Two people injured in grenade attack near Armenian church in Syria
ERBIL (Kurdistan 24) – Two people were injured in a grenade attack against civilians near an Armenian Church in Syria’s Hasakah on Monday evening, carried out by unknown assailants.
So far, no group has claimed the attack.
According to the Syria-based Rojava Information Center (RIC) that released a report on religious minorities in northeast Syria this month, Armenians have always been targeted in the region.
Two people were injured tonight in a grenade attack against civilians near the Armenian Church in Heseke, carried out by unknown assailants.— Rojava Information Center (@RojavaIC) September 28, 2020
See our report for more on the violence and danger faced by Armenians and other Christians in North and East Syria: https://t.co/eiQMfjLb0q
“In November of 2019, Armenian priest Hanna Ibrahim, and his father Ibrahim Hanna Bido were shot and killed by sleeper-cells on their way from Hasakah to Deir al-Zor in order to restore the Armenian memorial church in Deir al-Zor,” Robin Fleming, a researcher with the RIC, told Kurdistan 24.
“This is a clear example of extremists groups specifically targeting religious Armenian figures and sites.”
Moreover, she added that the recent conflict between Armenia and Azerbaijan could also result in more sectarian tensions in Syria.
“That being said, the recent conflict between Armenia and Azerbaijan is likely to give added fuel to the fire when it comes to persecution of Armenians,” she said. “Especially when you consider the claims that Turkish-backed Syrian rebel groups are being sent to Azerbaijan.”
On Sept. 24, the Syrian Observatory for Human Rights (SOHR) reported that 300 Syrian fighters from Turkish-backed groups, including the Sultan Murad and Sultan Suleiman Shah brigade, were reportedly sent from the Kurdish region of Afrin to Azerbaijan.

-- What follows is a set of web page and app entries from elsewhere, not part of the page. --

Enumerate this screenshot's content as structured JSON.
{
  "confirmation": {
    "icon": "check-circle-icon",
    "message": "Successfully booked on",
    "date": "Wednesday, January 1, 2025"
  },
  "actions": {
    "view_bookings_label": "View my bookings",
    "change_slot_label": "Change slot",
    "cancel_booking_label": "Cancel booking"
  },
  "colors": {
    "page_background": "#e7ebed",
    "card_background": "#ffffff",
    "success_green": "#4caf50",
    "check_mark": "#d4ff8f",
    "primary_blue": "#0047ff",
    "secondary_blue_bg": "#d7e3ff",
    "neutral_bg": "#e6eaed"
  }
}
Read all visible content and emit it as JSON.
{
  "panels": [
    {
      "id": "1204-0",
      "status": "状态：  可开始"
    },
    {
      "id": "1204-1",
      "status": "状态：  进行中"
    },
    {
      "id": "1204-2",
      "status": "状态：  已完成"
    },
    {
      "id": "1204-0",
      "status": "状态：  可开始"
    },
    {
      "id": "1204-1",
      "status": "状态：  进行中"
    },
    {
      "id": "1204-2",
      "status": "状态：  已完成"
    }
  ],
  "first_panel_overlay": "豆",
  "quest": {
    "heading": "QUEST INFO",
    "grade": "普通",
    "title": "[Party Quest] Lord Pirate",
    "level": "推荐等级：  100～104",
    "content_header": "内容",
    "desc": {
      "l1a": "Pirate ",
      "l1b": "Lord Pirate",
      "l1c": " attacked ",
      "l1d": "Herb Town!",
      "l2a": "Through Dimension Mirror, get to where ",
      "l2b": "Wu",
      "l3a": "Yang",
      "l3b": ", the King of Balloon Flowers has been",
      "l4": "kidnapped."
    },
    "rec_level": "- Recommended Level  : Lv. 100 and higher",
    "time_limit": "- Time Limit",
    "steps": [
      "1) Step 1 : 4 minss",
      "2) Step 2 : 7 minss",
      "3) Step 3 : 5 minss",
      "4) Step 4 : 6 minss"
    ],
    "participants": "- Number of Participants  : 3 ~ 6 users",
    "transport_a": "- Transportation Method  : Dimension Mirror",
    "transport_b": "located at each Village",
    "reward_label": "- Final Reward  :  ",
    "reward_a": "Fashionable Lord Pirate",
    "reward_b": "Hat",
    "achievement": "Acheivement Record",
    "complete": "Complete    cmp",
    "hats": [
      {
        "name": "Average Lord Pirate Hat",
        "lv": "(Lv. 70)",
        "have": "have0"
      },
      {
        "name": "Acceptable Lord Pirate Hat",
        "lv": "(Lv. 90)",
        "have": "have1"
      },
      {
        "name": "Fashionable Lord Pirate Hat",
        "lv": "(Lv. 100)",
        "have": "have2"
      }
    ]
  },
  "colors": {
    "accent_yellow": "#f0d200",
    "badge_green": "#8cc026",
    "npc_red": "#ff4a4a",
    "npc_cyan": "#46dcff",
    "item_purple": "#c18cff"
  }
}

According to a recent United Nations Commission of Inquiry on Syria report, the Turkish-backed groups are involved in multiple human rights abuses in Syria, including systematic looting, property appropriation, and widespread arbitrary deprivation of liberty.
The groups have also subjected women, girls, men, and boys to sexual and gender-based violence in Syrian areas occupied by Turkey.
The Syrian Democratic Forces (SDF) also has an Armenian armed group called the Martyr Nubar Ozanyan Brigade founded on April 24, 2019, during the 104th anniversary of the Armenian genocide.
However, the SDF, unlike pro-regime groups and the Turkish-backed rebels, have refrained from sending fighters to conflicts outside of Syria, such as in Libya.
Editing by Karzan Sulaivany